Would you set down every entry shown below, precisely as written?

[Website and app data records]
--- START ---

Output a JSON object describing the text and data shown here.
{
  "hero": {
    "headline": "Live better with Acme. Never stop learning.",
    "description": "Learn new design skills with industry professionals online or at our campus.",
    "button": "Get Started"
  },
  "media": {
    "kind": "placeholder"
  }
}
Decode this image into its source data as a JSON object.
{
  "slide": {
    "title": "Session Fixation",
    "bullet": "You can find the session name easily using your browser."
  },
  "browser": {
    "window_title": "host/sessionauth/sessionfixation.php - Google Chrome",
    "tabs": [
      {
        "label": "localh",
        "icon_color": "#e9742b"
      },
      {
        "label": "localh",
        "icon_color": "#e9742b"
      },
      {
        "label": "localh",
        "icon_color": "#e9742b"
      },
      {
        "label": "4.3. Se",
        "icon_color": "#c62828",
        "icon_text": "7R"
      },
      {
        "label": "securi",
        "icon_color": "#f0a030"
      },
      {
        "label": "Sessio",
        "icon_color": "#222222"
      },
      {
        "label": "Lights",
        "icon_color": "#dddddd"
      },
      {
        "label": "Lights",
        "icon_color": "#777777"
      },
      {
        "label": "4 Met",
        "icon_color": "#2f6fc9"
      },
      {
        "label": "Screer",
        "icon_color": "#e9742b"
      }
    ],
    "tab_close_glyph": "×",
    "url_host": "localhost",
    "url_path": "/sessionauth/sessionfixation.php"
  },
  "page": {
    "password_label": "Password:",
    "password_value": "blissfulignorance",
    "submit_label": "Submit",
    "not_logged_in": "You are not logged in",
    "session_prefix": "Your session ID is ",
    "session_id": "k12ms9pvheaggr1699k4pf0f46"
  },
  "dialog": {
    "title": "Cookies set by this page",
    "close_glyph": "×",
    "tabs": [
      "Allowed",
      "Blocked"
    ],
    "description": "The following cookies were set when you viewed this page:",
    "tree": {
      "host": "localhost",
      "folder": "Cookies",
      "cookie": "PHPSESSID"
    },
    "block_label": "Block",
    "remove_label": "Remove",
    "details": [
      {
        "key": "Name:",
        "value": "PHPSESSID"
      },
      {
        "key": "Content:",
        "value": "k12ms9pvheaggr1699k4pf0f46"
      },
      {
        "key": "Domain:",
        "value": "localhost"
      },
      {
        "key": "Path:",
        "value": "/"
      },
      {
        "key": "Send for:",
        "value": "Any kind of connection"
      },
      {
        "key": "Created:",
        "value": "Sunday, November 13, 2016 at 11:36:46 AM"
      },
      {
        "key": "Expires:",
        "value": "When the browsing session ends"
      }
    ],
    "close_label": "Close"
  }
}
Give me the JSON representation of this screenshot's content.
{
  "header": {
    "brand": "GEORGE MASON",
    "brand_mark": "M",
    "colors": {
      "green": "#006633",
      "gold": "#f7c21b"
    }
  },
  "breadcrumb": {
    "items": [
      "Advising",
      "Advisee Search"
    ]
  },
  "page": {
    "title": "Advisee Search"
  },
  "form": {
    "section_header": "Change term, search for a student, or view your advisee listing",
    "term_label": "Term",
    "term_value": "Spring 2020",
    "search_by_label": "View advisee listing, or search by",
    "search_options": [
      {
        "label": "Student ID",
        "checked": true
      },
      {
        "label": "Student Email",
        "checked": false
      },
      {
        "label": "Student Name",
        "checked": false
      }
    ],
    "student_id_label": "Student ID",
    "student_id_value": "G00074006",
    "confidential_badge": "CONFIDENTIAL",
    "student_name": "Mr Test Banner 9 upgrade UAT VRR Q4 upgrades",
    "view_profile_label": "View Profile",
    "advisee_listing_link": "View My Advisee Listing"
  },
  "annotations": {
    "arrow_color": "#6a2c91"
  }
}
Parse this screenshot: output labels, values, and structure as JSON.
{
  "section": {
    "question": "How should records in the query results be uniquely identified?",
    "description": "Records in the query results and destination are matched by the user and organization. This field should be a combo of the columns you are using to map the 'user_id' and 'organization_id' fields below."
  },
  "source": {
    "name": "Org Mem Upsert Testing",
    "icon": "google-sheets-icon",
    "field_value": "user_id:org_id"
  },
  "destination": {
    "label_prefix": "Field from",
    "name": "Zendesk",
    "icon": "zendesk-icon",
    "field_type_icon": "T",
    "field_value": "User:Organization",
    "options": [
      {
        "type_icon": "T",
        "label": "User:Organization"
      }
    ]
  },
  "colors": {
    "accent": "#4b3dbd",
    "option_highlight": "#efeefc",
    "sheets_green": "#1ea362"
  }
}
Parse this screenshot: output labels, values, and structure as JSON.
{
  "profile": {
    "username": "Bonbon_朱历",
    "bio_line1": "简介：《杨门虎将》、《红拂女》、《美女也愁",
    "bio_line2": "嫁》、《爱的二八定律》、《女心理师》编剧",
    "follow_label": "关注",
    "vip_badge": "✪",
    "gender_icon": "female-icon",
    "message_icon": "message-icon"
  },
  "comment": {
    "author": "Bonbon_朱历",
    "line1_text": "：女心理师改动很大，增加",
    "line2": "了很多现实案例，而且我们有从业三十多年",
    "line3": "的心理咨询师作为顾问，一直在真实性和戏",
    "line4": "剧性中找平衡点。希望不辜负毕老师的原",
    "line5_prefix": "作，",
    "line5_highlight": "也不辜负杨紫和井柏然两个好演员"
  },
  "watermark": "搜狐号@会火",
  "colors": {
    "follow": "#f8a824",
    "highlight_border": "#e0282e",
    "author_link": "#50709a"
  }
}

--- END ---

Response to the task ▸
Output a JSON object describing the text and data shown here.
{
  "hero": {
    "headline": "Live better with Acme. Never stop learning.",
    "description": "Learn new design skills with industry professionals online or at our campus.",
    "button": "Get Started"
  },
  "media": {
    "kind": "placeholder"
  }
}
Decode this image into its source data as a JSON object.
{
  "slide": {
    "title": "Session Fixation",
    "bullet": "You can find the session name easily using your browser."
  },
  "browser": {
    "window_title": "host/sessionauth/sessionfixation.php - Google Chrome",
    "tabs": [
      {
        "label": "localh",
        "icon_color": "#e9742b"
      },
      {
        "label": "localh",
        "icon_color": "#e9742b"
      },
      {
        "label": "localh",
        "icon_color": "#e9742b"
      },
      {
        "label": "4.3. Se",
        "icon_color": "#c62828",
        "icon_text": "7R"
      },
      {
        "label": "securi",
        "icon_color": "#f0a030"
      },
      {
        "label": "Sessio",
        "icon_color": "#222222"
      },
      {
        "label": "Lights",
        "icon_color": "#dddddd"
      },
      {
        "label": "Lights",
        "icon_color": "#777777"
      },
      {
        "label": "4 Met",
        "icon_color": "#2f6fc9"
      },
      {
        "label": "Screer",
        "icon_color": "#e9742b"
      }
    ],
    "tab_close_glyph": "×",
    "url_host": "localhost",
    "url_path": "/sessionauth/sessionfixation.php"
  },
  "page": {
    "password_label": "Password:",
    "password_value": "blissfulignorance",
    "submit_label": "Submit",
    "not_logged_in": "You are not logged in",
    "session_prefix": "Your session ID is ",
    "session_id": "k12ms9pvheaggr1699k4pf0f46"
  },
  "dialog": {
    "title": "Cookies set by this page",
    "close_glyph": "×",
    "tabs": [
      "Allowed",
      "Blocked"
    ],
    "description": "The following cookies were set when you viewed this page:",
    "tree": {
      "host": "localhost",
      "folder": "Cookies",
      "cookie": "PHPSESSID"
    },
    "block_label": "Block",
    "remove_label": "Remove",
    "details": [
      {
        "key": "Name:",
        "value": "PHPSESSID"
      },
      {
        "key": "Content:",
        "value": "k12ms9pvheaggr1699k4pf0f46"
      },
      {
        "key": "Domain:",
        "value": "localhost"
      },
      {
        "key": "Path:",
        "value": "/"
      },
      {
        "key": "Send for:",
        "value": "Any kind of connection"
      },
      {
        "key": "Created:",
        "value": "Sunday, November 13, 2016 at 11:36:46 AM"
      },
      {
        "key": "Expires:",
        "value": "When the browsing session ends"
      }
    ],
    "close_label": "Close"
  }
}
Give me the JSON representation of this screenshot's content.
{
  "header": {
    "brand": "GEORGE MASON",
    "brand_mark": "M",
    "colors": {
      "green": "#006633",
      "gold": "#f7c21b"
    }
  },
  "breadcrumb": {
    "items": [
      "Advising",
      "Advisee Search"
    ]
  },
  "page": {
    "title": "Advisee Search"
  },
  "form": {
    "section_header": "Change term, search for a student, or view your advisee listing",
    "term_label": "Term",
    "term_value": "Spring 2020",
    "search_by_label": "View advisee listing, or search by",
    "search_options": [
      {
        "label": "Student ID",
        "checked": true
      },
      {
        "label": "Student Email",
        "checked": false
      },
      {
        "label": "Student Name",
        "checked": false
      }
    ],
    "student_id_label": "Student ID",
    "student_id_value": "G00074006",
    "confidential_badge": "CONFIDENTIAL",
    "student_name": "Mr Test Banner 9 upgrade UAT VRR Q4 upgrades",
    "view_profile_label": "View Profile",
    "advisee_listing_link": "View My Advisee Listing"
  },
  "annotations": {
    "arrow_color": "#6a2c91"
  }
}
Parse this screenshot: output labels, values, and structure as JSON.
{
  "section": {
    "question": "How should records in the query results be uniquely identified?",
    "description": "Records in the query results and destination are matched by the user and organization. This field should be a combo of the columns you are using to map the 'user_id' and 'organization_id' fields below."
  },
  "source": {
    "name": "Org Mem Upsert Testing",
    "icon": "google-sheets-icon",
    "field_value": "user_id:org_id"
  },
  "destination": {
    "label_prefix": "Field from",
    "name": "Zendesk",
    "icon": "zendesk-icon",
    "field_type_icon": "T",
    "field_value": "User:Organization",
    "options": [
      {
        "type_icon": "T",
        "label": "User:Organization"
      }
    ]
  },
  "colors": {
    "accent": "#4b3dbd",
    "option_highlight": "#efeefc",
    "sheets_green": "#1ea362"
  }
}
Parse this screenshot: output labels, values, and structure as JSON.
{
  "profile": {
    "username": "Bonbon_朱历",
    "bio_line1": "简介：《杨门虎将》、《红拂女》、《美女也愁",
    "bio_line2": "嫁》、《爱的二八定律》、《女心理师》编剧",
    "follow_label": "关注",
    "vip_badge": "✪",
    "gender_icon": "female-icon",
    "message_icon": "message-icon"
  },
  "comment": {
    "author": "Bonbon_朱历",
    "line1_text": "：女心理师改动很大，增加",
    "line2": "了很多现实案例，而且我们有从业三十多年",
    "line3": "的心理咨询师作为顾问，一直在真实性和戏",
    "line4": "剧性中找平衡点。希望不辜负毕老师的原",
    "line5_prefix": "作，",
    "line5_highlight": "也不辜负杨紫和井柏然两个好演员"
  },
  "watermark": "搜狐号@会火",
  "colors": {
    "follow": "#f8a824",
    "highlight_border": "#e0282e",
    "author_link": "#50709a"
  }
}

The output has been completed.